Exercise aim
Each entry must be copied exactly, without omission.

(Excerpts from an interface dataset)
□ □ □ □ □

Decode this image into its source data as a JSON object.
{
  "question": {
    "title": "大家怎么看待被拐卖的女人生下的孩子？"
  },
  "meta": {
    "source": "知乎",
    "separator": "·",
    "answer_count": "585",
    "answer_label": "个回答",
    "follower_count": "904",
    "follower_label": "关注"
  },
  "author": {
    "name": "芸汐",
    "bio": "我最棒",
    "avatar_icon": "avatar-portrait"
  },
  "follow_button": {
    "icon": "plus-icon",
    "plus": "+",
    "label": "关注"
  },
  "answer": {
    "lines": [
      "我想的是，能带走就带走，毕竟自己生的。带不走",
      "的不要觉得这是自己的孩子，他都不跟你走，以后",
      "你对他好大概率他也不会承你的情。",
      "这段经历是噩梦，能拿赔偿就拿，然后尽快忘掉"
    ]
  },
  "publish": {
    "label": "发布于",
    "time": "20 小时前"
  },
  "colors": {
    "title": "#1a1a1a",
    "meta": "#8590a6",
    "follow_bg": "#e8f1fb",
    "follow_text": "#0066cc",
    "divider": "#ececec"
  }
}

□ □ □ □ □

Result
Decode this image into its source data as a JSON object.
{
  "question": {
    "title": "大家怎么看待被拐卖的女人生下的孩子？"
  },
  "meta": {
    "source": "知乎",
    "separator": "·",
    "answer_count": "585",
    "answer_label": "个回答",
    "follower_count": "904",
    "follower_label": "关注"
  },
  "author": {
    "name": "芸汐",
    "bio": "我最棒",
    "avatar_icon": "avatar-portrait"
  },
  "follow_button": {
    "icon": "plus-icon",
    "plus": "+",
    "label": "关注"
  },
  "answer": {
    "lines": [
      "我想的是，能带走就带走，毕竟自己生的。带不走",
      "的不要觉得这是自己的孩子，他都不跟你走，以后",
      "你对他好大概率他也不会承你的情。",
      "这段经历是噩梦，能拿赔偿就拿，然后尽快忘掉"
    ]
  },
  "publish": {
    "label": "发布于",
    "time": "20 小时前"
  },
  "colors": {
    "title": "#1a1a1a",
    "meta": "#8590a6",
    "follow_bg": "#e8f1fb",
    "follow_text": "#0066cc",
    "divider": "#ececec"
  }
}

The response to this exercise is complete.